Badly needed living space or political provocation? No topic is more controversial in Israel than the construction of settlements - and whether they could signal an end to a two-state solution.
The Israeli response to the Palestinian diplomatic triumph was not long in coming. In late November, the Palestinians celebrated their new observer status in the United Nations. Shortly thereafter Israel gave the go-ahead for the construction of thousands of new homes in the occupied territories.
"You're going to the UN - so you get your reward laid out in front of you," was how Sylke Tempel, a Middle East expert at the German Council on Foreign Relations (DGAP), said she interprets the signal sent by the recently announced Israeli construction projects. Much of the housing is to be created east of Jerusalem.
Election campaigns and housing shortages
The largest construction project to be presented by the city council and the housing ministry had been in limbo since the 1990s, said Walter Klitz, director of the Jerusalem office of the Friedrich Naumann Foundation, which is affiliated with Germany's liberal, business-friendly Free Democratic Party. That these plans are being dusted off just now has much to do with parliamentary elections in January, he said. Opinion polls indicate that parties on the right can expect a massive increase in votes.
"This is the motivation of the current Netanyahu government, to reclaim the issue of new settlements - so they do not lose too many votes to fringe parties on the right," Klitz said.
The Israeli government's plan to expand existing settlements on the outskirts of Jerusalem will likely do more than to respond only to right-leaning voters. Over the last year, hundreds of thousands of Israelis took to the streets to demonstrate against housing shortages and exorbitant rents. As a country of immigrants, Klitz said, Israel still needs housing.
Tempel said the settlements' location, often very close to Israeli territory, leads many people to fool themselves into thinking they are not on disputed lands.
Mayor recruits with a pleasant climate
More than 200,000 Jewish settlers live in East Jerusalem - in an area that resembles an ordinary suburb. For example, the Ma'ale Adumim settlement, located some five kilometers (3.1 miles) from the Jerusalem city limits. The mayor is campaigning for young families as well as Jewish-American seniors by emphasizing the easy access to the city and a pleasant climate, Tempel said - drawing a clear contrast to the Jewish settlements in the West Bank, where 340,000 people live. These places usually "stick out like a sore thumb," she said: "Few Israelis would get the idea to move to the middle of the West Bank, near a large Palestinian city, to live out their political position. People doing this tend to come from an ideological settler movement."
Only the most visible obstacle to peace
Israel said it considers Jerusalem as its "indivisible" capital, while the Palestinians want to name the eastern part of the city - and with it the region of the planned Israeli settlements - the capital of their own state. The reactions have been harsh: "The settlers and the Israeli government should know that they will be held accountable," said a spokesman for Palestinian President Mahmoud Abbas - and reiterated that as an observer state at the UN, the Palestinians can now turn to the International Criminal Tribunal in The Hague for a ruling on the issue.
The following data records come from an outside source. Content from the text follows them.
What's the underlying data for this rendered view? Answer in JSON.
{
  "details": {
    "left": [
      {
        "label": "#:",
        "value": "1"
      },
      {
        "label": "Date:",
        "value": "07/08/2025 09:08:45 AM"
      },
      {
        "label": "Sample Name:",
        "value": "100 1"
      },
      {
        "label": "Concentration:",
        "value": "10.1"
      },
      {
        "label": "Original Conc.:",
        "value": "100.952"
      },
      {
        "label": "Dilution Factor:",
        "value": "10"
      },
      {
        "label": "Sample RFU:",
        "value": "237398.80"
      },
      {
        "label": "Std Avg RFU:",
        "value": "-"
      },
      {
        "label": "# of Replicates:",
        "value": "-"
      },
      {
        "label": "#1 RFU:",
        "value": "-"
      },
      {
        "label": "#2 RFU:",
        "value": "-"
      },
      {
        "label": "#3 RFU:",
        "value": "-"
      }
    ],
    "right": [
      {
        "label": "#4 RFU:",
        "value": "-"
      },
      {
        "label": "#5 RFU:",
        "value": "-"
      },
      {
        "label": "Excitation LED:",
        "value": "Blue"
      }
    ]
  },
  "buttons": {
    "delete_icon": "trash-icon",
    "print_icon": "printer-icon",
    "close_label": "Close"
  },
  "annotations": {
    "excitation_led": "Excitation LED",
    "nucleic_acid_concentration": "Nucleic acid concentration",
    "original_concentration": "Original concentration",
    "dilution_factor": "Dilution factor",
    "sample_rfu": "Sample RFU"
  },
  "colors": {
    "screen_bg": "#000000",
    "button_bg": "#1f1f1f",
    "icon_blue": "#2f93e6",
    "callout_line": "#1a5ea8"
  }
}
As to the consequences for the Israeli-Palestinian peace process Tempel said: "The new settlements have an enormous political signal effect because land the Palestinians consider theirs is being built on so visibly. But they are only one of many obstacles to peace."